From tighter environmental regulations to weather extremes and changing disease threats, there are a host of commercial and technical challenges facing the arable sector that demand a new approach to crop agronomy.
This was one of the key messages to farmers attending a recent technical meeting organised by the new Farmacy Norfolk Agronomy team at the John Innes Centre in Norwich, where the importance of cultural, non-chemical approaches alongside established agronomy principles was clearly highlighted.
“We are still looking at a future of new active ingredients although the pipeline will slow down due to increasing regulatory and environmental pressures,” said Farmacy area business manager and meeting chairman John Purslow, who leads the Farmacy Norfolk team.
“Alternative crop production solutions” are taking an increasingly important role in meeting the technical and commercial challenges of profitable crop management, he said.
“This covers a multitude of different areas, from bio-pesticides and bio-stimulants to soil health, crop nutrition and the use of crop genetics to tackle new and existing threats.”
“Increasing resistance in pests, weeds and diseases and the need for an integrated approach to managing these for the long term is becoming crucial to the sustainability of our combinable cropping rotations.”
To illustrate what integrated solutions looked like in practice on farms, attendees at the meeting heard how soil health could be improved with cover cropping from NIABTAG’s head of farming systems, Dr Elizabeth Stockdale.
Mr Purslow said the increasing complexity of agronomic decision making made it vital for agronomists to have easy access to a wide range of technical expertise and agronomists who worked on their own could find accessing the required level of information increasingly time consuming and challenging in future.
“By being part of a leading national agronomy company, Farmacy Norfolk are better placed to access this level of support, whilst still delivering the best and most up-to-date independent advice to farming clients in this volatile environment.”
As well as remaining at the forefront of technical changes, attendees also heard how the successful agronomist of the future had to be fully capable of utilising and analysing the wealth of field and crop data being collected on farms to deliver fully integrated advice.
Knowing what to do with the sheer volume of data available across a wide variety of systems – from machinery telematics to soil sampling – can seem daunting, but with the right system, it can be easily brought together to increase the precision and efficiency of everyday decision-making.
Farmacy services manager Matt Ward explained that the Omnia precision agronomy system provided the ideal platform for doing just this by collating and analysing multiple “layers” of data from a variety of sources to formulate bespoke agronomy at individual field or sub-field level.
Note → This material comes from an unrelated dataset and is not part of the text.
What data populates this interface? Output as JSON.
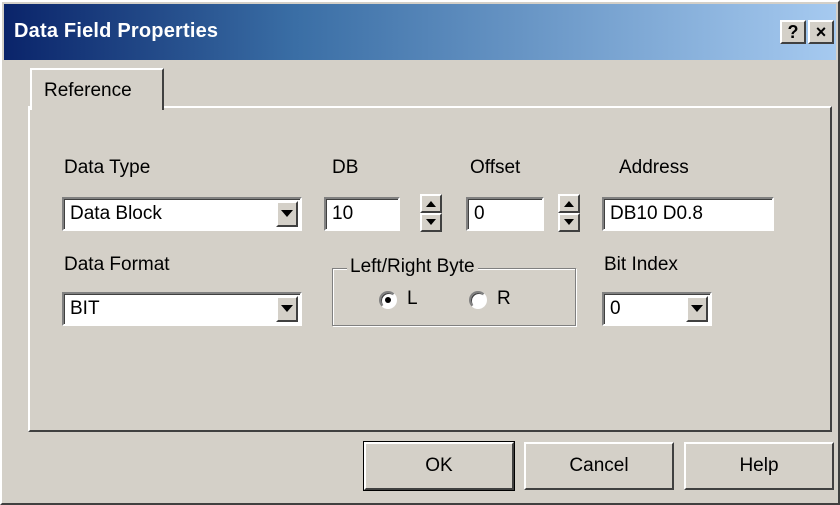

All agronomists stressed that regular field walking and appropriate recommendations remained core to the everyday role, as did the focus on delivering independent advice to improve the profitability of clients’ businesses.
“Agronomists have to be looking at a wider number of issues now, so the depth of technical research and expertise that exists within Farmacy to support people in the field is invaluable,” added Farmacy Norfolk agronomist Peter Riley.